#### [Work to be completed]
Render every line of the data exactly as written, and leave out the pictures.

#### [Source information]
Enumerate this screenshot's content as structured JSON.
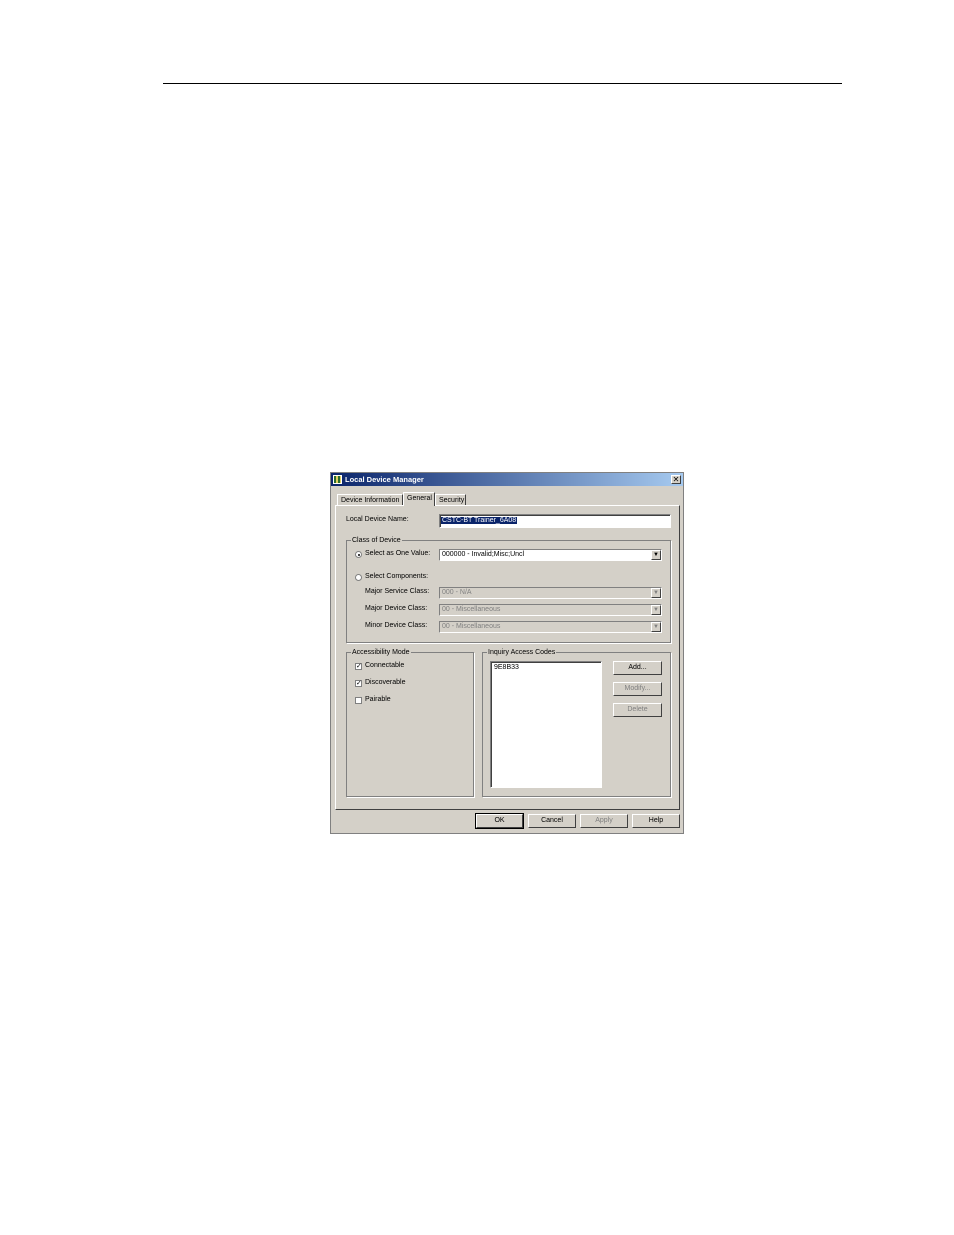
{
  "window": {
    "title": "Local Device Manager",
    "close_glyph": "✕"
  },
  "tabs": [
    {
      "label": "Device Information",
      "active": false
    },
    {
      "label": "General",
      "active": true
    },
    {
      "label": "Security",
      "active": false
    }
  ],
  "general": {
    "device_name_label": "Local Device Name:",
    "device_name_value": "CSTC-BT Trainer_6A08",
    "class_group_label": "Class of Device",
    "select_one_label": "Select as One Value:",
    "select_one_value": "000000 - Invalid;Misc;Uncl",
    "select_components_label": "Select Components:",
    "major_service_label": "Major Service Class:",
    "major_service_value": "000 - N/A",
    "major_device_label": "Major Device Class:",
    "major_device_value": "00 - Miscellaneous",
    "minor_device_label": "Minor Device Class:",
    "minor_device_value": "00 - Miscellaneous",
    "accessibility_label": "Accessibility Mode",
    "connectable_label": "Connectable",
    "connectable_checked": true,
    "discoverable_label": "Discoverable",
    "discoverable_checked": true,
    "pairable_label": "Pairable",
    "pairable_checked": false,
    "inquiry_label": "Inquiry Access Codes",
    "inquiry_codes": [
      "9E8B33"
    ],
    "add_label": "Add...",
    "modify_label": "Modify...",
    "delete_label": "Delete"
  },
  "footer": {
    "ok_label": "OK",
    "cancel_label": "Cancel",
    "apply_label": "Apply",
    "help_label": "Help"
  },
  "icons": {
    "dropdown_arrow": "▼",
    "check": "✓"
  }
}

#### [Response to the task]
Enumerate this screenshot's content as structured JSON.
{
  "window": {
    "title": "Local Device Manager",
    "close_glyph": "✕"
  },
  "tabs": [
    {
      "label": "Device Information",
      "active": false
    },
    {
      "label": "General",
      "active": true
    },
    {
      "label": "Security",
      "active": false
    }
  ],
  "general": {
    "device_name_label": "Local Device Name:",
    "device_name_value": "CSTC-BT Trainer_6A08",
    "class_group_label": "Class of Device",
    "select_one_label": "Select as One Value:",
    "select_one_value": "000000 - Invalid;Misc;Uncl",
    "select_components_label": "Select Components:",
    "major_service_label": "Major Service Class:",
    "major_service_value": "000 - N/A",
    "major_device_label": "Major Device Class:",
    "major_device_value": "00 - Miscellaneous",
    "minor_device_label": "Minor Device Class:",
    "minor_device_value": "00 - Miscellaneous",
    "accessibility_label": "Accessibility Mode",
    "connectable_label": "Connectable",
    "connectable_checked": true,
    "discoverable_label": "Discoverable",
    "discoverable_checked": true,
    "pairable_label": "Pairable",
    "pairable_checked": false,
    "inquiry_label": "Inquiry Access Codes",
    "inquiry_codes": [
      "9E8B33"
    ],
    "add_label": "Add...",
    "modify_label": "Modify...",
    "delete_label": "Delete"
  },
  "footer": {
    "ok_label": "OK",
    "cancel_label": "Cancel",
    "apply_label": "Apply",
    "help_label": "Help"
  },
  "icons": {
    "dropdown_arrow": "▼",
    "check": "✓"
  }
}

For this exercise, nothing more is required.